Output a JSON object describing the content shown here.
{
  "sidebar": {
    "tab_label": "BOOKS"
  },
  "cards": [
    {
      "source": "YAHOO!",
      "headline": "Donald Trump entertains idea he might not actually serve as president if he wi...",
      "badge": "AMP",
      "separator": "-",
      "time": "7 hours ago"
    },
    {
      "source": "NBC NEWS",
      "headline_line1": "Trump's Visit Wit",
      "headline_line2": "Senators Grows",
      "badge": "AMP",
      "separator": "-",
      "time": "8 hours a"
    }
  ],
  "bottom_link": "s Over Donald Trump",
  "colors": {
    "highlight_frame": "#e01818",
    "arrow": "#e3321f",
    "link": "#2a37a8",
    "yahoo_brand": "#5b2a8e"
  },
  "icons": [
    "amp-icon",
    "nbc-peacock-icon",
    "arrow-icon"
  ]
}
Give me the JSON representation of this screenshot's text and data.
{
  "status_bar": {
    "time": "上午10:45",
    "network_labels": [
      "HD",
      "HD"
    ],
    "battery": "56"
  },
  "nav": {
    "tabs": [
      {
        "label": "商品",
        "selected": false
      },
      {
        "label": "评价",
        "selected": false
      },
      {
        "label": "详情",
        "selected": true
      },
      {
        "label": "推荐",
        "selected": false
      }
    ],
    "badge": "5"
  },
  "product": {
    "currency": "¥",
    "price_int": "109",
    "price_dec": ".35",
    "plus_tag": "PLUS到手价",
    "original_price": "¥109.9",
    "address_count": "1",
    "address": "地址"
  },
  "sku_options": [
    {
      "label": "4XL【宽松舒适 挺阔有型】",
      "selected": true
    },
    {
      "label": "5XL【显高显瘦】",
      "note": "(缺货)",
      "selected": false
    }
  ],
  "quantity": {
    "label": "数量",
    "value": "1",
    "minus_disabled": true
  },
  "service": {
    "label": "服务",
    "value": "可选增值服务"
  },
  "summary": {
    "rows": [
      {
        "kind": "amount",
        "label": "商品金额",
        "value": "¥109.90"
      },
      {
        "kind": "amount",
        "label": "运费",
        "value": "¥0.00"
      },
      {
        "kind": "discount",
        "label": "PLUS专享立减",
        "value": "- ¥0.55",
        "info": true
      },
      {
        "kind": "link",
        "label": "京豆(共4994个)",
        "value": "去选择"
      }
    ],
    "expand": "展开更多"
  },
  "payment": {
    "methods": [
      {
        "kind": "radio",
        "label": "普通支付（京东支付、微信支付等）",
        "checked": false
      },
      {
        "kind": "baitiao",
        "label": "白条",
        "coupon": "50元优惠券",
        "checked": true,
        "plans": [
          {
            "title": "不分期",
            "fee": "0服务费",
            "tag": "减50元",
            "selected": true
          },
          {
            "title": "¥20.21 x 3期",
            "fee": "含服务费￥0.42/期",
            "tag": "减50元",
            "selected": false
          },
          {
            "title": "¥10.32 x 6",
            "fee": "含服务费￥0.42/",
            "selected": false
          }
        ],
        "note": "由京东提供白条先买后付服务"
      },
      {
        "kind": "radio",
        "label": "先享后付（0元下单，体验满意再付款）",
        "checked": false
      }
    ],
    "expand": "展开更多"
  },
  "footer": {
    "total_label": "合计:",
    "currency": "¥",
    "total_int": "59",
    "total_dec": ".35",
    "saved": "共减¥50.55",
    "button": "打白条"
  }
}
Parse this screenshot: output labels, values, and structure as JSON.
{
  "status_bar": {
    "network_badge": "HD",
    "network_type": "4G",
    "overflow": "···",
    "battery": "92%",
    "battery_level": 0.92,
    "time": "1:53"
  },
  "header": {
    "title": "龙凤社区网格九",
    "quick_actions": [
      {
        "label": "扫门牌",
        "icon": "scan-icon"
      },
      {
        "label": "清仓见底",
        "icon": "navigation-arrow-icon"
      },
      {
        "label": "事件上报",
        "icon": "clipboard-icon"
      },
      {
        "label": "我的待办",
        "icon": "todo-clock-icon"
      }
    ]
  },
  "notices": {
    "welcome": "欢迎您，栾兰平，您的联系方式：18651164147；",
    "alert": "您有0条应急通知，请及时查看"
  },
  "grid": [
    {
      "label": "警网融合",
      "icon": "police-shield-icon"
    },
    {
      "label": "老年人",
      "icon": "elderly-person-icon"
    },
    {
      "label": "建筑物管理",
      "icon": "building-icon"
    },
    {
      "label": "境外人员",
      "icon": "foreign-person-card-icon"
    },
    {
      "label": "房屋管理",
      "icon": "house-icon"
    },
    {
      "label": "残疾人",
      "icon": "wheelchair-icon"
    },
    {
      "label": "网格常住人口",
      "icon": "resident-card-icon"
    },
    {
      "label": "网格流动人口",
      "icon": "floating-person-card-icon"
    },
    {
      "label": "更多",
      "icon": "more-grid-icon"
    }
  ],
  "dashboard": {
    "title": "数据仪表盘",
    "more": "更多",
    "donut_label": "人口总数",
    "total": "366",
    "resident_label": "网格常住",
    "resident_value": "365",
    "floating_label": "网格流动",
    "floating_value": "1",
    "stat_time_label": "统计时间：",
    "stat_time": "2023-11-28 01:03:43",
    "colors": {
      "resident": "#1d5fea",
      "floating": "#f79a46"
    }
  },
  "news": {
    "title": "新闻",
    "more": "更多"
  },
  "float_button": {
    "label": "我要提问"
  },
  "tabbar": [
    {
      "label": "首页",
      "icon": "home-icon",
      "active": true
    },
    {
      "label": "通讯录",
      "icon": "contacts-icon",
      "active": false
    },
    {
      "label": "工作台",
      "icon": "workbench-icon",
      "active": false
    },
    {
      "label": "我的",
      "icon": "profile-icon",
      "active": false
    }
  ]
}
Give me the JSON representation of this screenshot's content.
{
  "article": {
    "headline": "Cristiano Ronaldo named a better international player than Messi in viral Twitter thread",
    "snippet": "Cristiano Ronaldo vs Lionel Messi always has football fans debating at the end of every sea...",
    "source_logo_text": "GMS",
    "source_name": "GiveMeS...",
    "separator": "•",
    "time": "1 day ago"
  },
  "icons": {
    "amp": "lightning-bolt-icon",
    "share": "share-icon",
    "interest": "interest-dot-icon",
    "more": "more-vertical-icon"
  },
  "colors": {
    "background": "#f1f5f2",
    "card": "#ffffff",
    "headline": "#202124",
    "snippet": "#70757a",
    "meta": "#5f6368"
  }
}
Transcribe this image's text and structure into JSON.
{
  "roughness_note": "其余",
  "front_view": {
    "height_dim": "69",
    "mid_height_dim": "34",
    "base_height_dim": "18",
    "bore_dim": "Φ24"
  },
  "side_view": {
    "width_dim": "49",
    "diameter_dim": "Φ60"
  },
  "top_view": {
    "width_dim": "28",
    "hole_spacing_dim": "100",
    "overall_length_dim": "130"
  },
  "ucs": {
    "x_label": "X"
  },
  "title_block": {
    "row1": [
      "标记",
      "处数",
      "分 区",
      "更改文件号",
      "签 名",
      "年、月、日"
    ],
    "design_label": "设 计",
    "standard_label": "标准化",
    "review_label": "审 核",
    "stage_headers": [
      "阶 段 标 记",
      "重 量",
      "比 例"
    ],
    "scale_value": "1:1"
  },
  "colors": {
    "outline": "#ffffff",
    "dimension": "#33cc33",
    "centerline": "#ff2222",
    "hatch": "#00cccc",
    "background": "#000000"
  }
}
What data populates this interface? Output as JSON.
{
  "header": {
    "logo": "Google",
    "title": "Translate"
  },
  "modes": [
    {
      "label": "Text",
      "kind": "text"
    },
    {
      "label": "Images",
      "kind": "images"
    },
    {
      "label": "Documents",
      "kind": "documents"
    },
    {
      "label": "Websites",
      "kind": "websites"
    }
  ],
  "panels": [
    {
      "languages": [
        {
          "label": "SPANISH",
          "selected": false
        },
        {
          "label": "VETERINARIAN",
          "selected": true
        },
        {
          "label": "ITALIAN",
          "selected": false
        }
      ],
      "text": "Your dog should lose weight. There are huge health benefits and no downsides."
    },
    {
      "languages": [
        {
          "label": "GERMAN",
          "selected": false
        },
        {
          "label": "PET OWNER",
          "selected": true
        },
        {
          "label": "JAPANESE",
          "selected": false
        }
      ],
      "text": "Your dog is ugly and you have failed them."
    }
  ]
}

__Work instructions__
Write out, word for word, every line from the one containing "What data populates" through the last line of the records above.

__Written answer__
What data populates this interface? Output as JSON.
{
  "header": {
    "logo": "Google",
    "title": "Translate"
  },
  "modes": [
    {
      "label": "Text",
      "kind": "text"
    },
    {
      "label": "Images",
      "kind": "images"
    },
    {
      "label": "Documents",
      "kind": "documents"
    },
    {
      "label": "Websites",
      "kind": "websites"
    }
  ],
  "panels": [
    {
      "languages": [
        {
          "label": "SPANISH",
          "selected": false
        },
        {
          "label": "VETERINARIAN",
          "selected": true
        },
        {
          "label": "ITALIAN",
          "selected": false
        }
      ],
      "text": "Your dog should lose weight. There are huge health benefits and no downsides."
    },
    {
      "languages": [
        {
          "label": "GERMAN",
          "selected": false
        },
        {
          "label": "PET OWNER",
          "selected": true
        },
        {
          "label": "JAPANESE",
          "selected": false
        }
      ],
      "text": "Your dog is ugly and you have failed them."
    }
  ]
}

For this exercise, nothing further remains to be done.